What is being asked
Copy out every line holding the string "number" from the records below.

*** Material provided Section Begins ***

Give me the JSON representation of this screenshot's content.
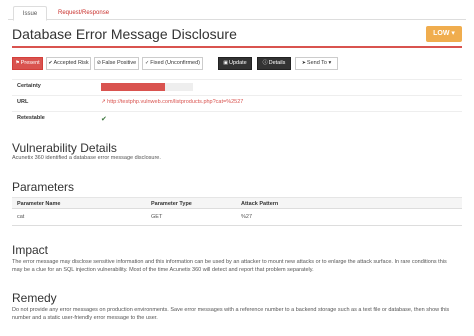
{
  "tabs": [
    {
      "label": "Issue",
      "active": true
    },
    {
      "label": "Request/Response",
      "active": false
    }
  ],
  "issue": {
    "title": "Database Error Message Disclosure",
    "severity": "LOW",
    "severity_color": "#f0ad4e"
  },
  "toolbar": {
    "present": "Present",
    "accepted_risk": "Accepted Risk",
    "false_positive": "False Positive",
    "fixed_unconfirmed": "Fixed (Unconfirmed)",
    "update": "Update",
    "details": "Details",
    "send_to": "Send To"
  },
  "properties": {
    "certainty_label": "Certainty",
    "certainty_value": 0.7,
    "url_label": "URL",
    "url": "http://testphp.vulnweb.com/listproducts.php?cat=%2527",
    "retestable_label": "Retestable"
  },
  "vulnerability_details": {
    "heading": "Vulnerability Details",
    "text": "Acunetix 360 identified a database error message disclosure."
  },
  "parameters": {
    "heading": "Parameters",
    "columns": [
      "Parameter Name",
      "Parameter Type",
      "Attack Pattern"
    ],
    "rows": [
      [
        "cat",
        "GET",
        "%27"
      ]
    ]
  },
  "impact": {
    "heading": "Impact",
    "line1": "The error message may disclose sensitive information and this information can be used by an attacker to mount new attacks or to enlarge the attack surface. In rare conditions this",
    "line2": "may be a clue for an SQL injection vulnerability. Most of the time Acunetix 360 will detect and report that problem separately."
  },
  "remedy": {
    "heading": "Remedy",
    "line1": "Do not provide any error messages on production environments. Save error messages with a reference number to a backend storage such as a text file or database, then show this",
    "line2": "number and a static user-friendly error message to the user."
  },
  "colors": {
    "accent": "#d9534f",
    "dark_button": "#333333",
    "success": "#3c763d"
  }
}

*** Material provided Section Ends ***

Answer box
    "line1": "Do not provide any error messages on production environments. Save error messages with a reference number to a backend storage such as a text file or database, then show this",
    "line2": "number and a static user-friendly error message to the user."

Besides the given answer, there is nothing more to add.